TASK INSTRUCTIONS:
Copy each line of the entries beneath that contains the word "Runtime".

SUPPLIED RECORDS:
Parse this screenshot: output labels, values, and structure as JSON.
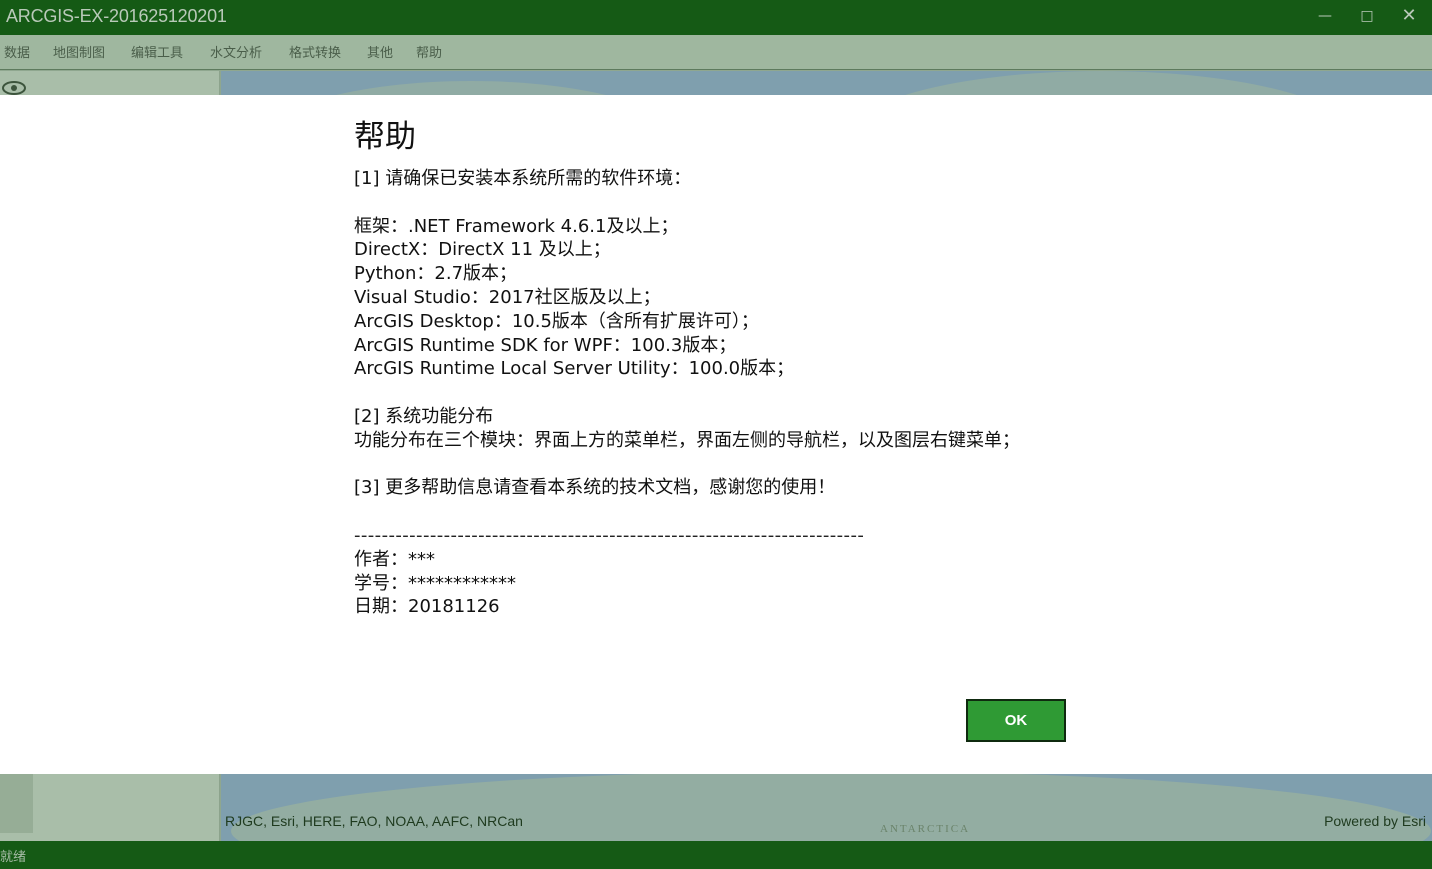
{
  "window": {
    "title": "ARCGIS-EX-201625120201"
  },
  "menubar": {
    "items": [
      "数据",
      "地图制图",
      "编辑工具",
      "水文分析",
      "格式转换",
      "其他",
      "帮助"
    ]
  },
  "map": {
    "attribution": "RJGC, Esri, HERE, FAO, NOAA, AAFC, NRCan",
    "powered_by": "Powered by Esri",
    "antarctica_label": "ANTARCTICA"
  },
  "statusbar": {
    "status": "就绪"
  },
  "dialog": {
    "title": "帮助",
    "lines": [
      "[1] 请确保已安装本系统所需的软件环境：",
      "",
      "框架：.NET Framework 4.6.1及以上；",
      "DirectX：DirectX 11 及以上；",
      "Python：2.7版本；",
      "Visual Studio：2017社区版及以上；",
      "ArcGIS Desktop：10.5版本（含所有扩展许可）；",
      "ArcGIS Runtime SDK for WPF：100.3版本；",
      "ArcGIS Runtime Local Server Utility：100.0版本；",
      "",
      "[2] 系统功能分布",
      "功能分布在三个模块：界面上方的菜单栏，界面左侧的导航栏，以及图层右键菜单；",
      "",
      "[3] 更多帮助信息请查看本系统的技术文档，感谢您的使用！",
      "",
      "--------------------------------------------------------------------------",
      "作者：***",
      "学号：************",
      "日期：20181126"
    ],
    "ok_label": "OK"
  }
}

ANSWER SECTION:
      "ArcGIS Runtime SDK for WPF：100.3版本；",
      "ArcGIS Runtime Local Server Utility：100.0版本；",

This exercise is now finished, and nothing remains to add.